"It's really to get people to express to others, 'You're really someone that matters to me,'" said Potter about the bear as a gift for someone.

Other donations can be sent to the tax deductible foundation, the Suicide Prevention Center or to CHL directly with a note that states it is for funding suicide prevention, at 28 Vernon Street, Suite 319, Brattleboro, VT 05301.

In addition Merrigan Short feels that there are too many people who do not know that CHL exists, including some physicians.

"15 minutes is not enough time to speak with someone," Merrigan Short said.

She added that when speaking with a doctor locally she was shocked when the doctor did not know about CHL's efforts for suicide prevention, and feels that doctors should have CHL as a resource. Merrigan Short added that in 15 minutes it is challenging for some doctors to prescribe the correct medication for their diagnosis.

"Mental illness has no one face," said Merrigan Short.

She wore a shirt that shows a tattoo on her arm that reads, "It gets better." She said is was inspired by the Semicolon Project, and their website states, "a semicolon is used when an author could've ended a sentence but chose not to," which is why some get just the semicolon tattooed on their bodies.

"My message is I know things are hard right now, but they get better," said Merrigan Short.

For questions on donating, contact CHL at 802-254-6590 or by email at Those who need help are also encouraged to call 802-254-6590.

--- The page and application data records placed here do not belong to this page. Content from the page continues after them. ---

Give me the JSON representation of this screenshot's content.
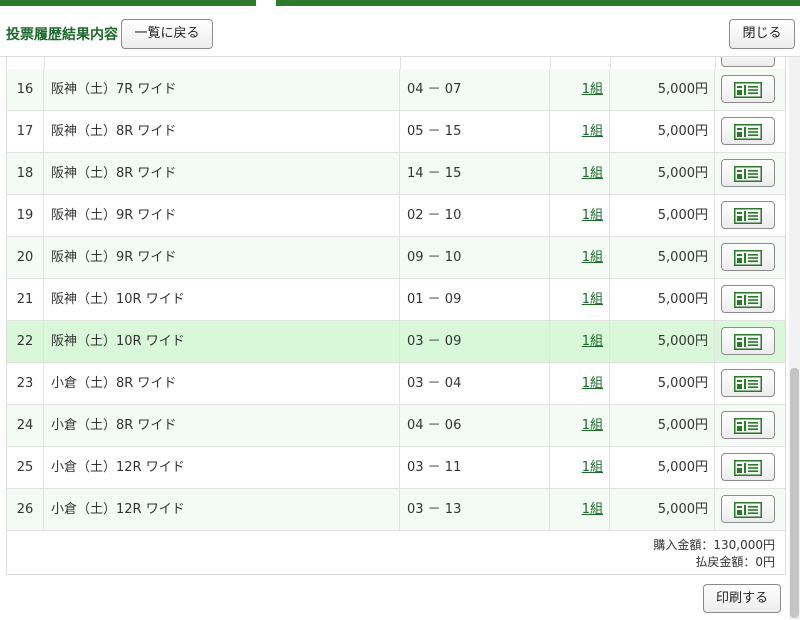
{
  "header": {
    "title": "投票履歴結果内容",
    "back_label": "一覧に戻る",
    "close_label": "閉じる"
  },
  "rows": [
    {
      "no": "16",
      "race": "阪神（土）7R ワイド",
      "combo": "04 － 07",
      "count": "1組",
      "amount": "5,000円"
    },
    {
      "no": "17",
      "race": "阪神（土）8R ワイド",
      "combo": "05 － 15",
      "count": "1組",
      "amount": "5,000円"
    },
    {
      "no": "18",
      "race": "阪神（土）8R ワイド",
      "combo": "14 － 15",
      "count": "1組",
      "amount": "5,000円"
    },
    {
      "no": "19",
      "race": "阪神（土）9R ワイド",
      "combo": "02 － 10",
      "count": "1組",
      "amount": "5,000円"
    },
    {
      "no": "20",
      "race": "阪神（土）9R ワイド",
      "combo": "09 － 10",
      "count": "1組",
      "amount": "5,000円"
    },
    {
      "no": "21",
      "race": "阪神（土）10R ワイド",
      "combo": "01 － 09",
      "count": "1組",
      "amount": "5,000円"
    },
    {
      "no": "22",
      "race": "阪神（土）10R ワイド",
      "combo": "03 － 09",
      "count": "1組",
      "amount": "5,000円"
    },
    {
      "no": "23",
      "race": "小倉（土）8R ワイド",
      "combo": "03 － 04",
      "count": "1組",
      "amount": "5,000円"
    },
    {
      "no": "24",
      "race": "小倉（土）8R ワイド",
      "combo": "04 － 06",
      "count": "1組",
      "amount": "5,000円"
    },
    {
      "no": "25",
      "race": "小倉（土）12R ワイド",
      "combo": "03 － 11",
      "count": "1組",
      "amount": "5,000円"
    },
    {
      "no": "26",
      "race": "小倉（土）12R ワイド",
      "combo": "03 － 13",
      "count": "1組",
      "amount": "5,000円"
    }
  ],
  "highlighted_row": "22",
  "totals": {
    "purchase": "購入金額：130,000円",
    "refund": "払戻金額：0円"
  },
  "footer": {
    "print_label": "印刷する"
  },
  "colors": {
    "accent": "#1a6a2a",
    "highlight_row": "#d9f7d9",
    "ticket_icon": "#2a7a2a"
  },
  "icons": {
    "ticket_button": "ticket-icon"
  }
}
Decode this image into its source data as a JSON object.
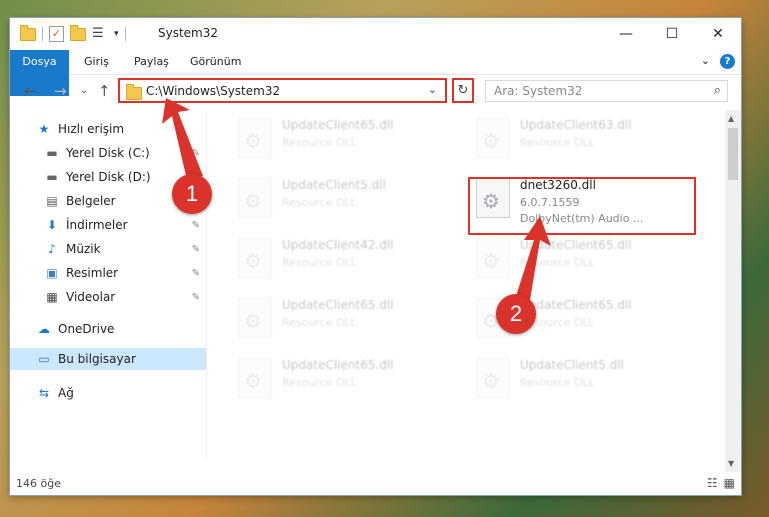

"Suicide has multiple causes and requires multiple solutions," said Tarallo-Falk. "Many of the solutions require funding and we're asking the state to take a lead."

Maddi Shaw can be reached at 802-254-2311, ext .275.


If you'd like to leave a comment (or a tip or a question) about this story with the editors, please email us. We also welcome letters to the editor for publication; you can do that by filling out our letters form and submitting it to the newsroom.

Powered by Creative Circle Media Solutions